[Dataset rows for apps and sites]
:::
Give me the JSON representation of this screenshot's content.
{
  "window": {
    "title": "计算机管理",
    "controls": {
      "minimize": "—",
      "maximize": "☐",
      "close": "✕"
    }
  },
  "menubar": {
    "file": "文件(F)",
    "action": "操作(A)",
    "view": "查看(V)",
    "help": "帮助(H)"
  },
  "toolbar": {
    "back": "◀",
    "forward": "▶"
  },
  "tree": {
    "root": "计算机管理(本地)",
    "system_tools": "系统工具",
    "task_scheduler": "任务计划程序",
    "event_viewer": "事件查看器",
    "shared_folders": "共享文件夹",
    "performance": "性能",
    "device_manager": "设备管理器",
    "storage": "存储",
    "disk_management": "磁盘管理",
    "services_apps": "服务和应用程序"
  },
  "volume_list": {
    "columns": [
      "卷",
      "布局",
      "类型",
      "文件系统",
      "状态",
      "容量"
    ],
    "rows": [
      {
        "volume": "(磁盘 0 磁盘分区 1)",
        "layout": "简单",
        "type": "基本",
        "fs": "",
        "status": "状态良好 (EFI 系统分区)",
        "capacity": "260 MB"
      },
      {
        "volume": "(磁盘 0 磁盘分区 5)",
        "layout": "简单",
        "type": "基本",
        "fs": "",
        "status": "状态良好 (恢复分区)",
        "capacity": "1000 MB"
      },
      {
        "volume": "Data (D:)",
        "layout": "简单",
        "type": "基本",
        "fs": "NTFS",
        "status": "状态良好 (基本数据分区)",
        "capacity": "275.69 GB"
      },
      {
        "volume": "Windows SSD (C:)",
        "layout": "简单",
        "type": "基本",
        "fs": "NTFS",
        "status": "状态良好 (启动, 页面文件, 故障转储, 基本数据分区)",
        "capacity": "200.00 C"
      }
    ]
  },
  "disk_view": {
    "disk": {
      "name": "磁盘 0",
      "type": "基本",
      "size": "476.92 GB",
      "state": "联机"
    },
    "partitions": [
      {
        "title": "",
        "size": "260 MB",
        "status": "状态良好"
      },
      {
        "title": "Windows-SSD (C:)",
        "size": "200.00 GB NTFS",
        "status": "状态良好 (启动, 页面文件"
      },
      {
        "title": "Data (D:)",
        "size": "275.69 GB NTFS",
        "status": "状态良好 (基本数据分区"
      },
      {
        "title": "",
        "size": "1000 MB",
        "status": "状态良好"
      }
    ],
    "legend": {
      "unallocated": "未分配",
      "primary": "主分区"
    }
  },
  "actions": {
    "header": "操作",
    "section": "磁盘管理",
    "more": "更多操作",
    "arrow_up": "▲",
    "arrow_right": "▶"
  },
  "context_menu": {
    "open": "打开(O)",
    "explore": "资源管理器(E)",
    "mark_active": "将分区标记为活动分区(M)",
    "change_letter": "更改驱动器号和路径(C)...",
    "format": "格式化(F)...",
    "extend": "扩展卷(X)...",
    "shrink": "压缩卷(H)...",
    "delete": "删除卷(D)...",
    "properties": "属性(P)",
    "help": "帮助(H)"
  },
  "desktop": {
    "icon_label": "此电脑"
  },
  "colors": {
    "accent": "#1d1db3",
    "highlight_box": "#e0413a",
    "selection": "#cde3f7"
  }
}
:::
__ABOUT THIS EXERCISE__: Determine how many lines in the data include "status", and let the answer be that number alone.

__SOLUTION TO THIS TASK__: 8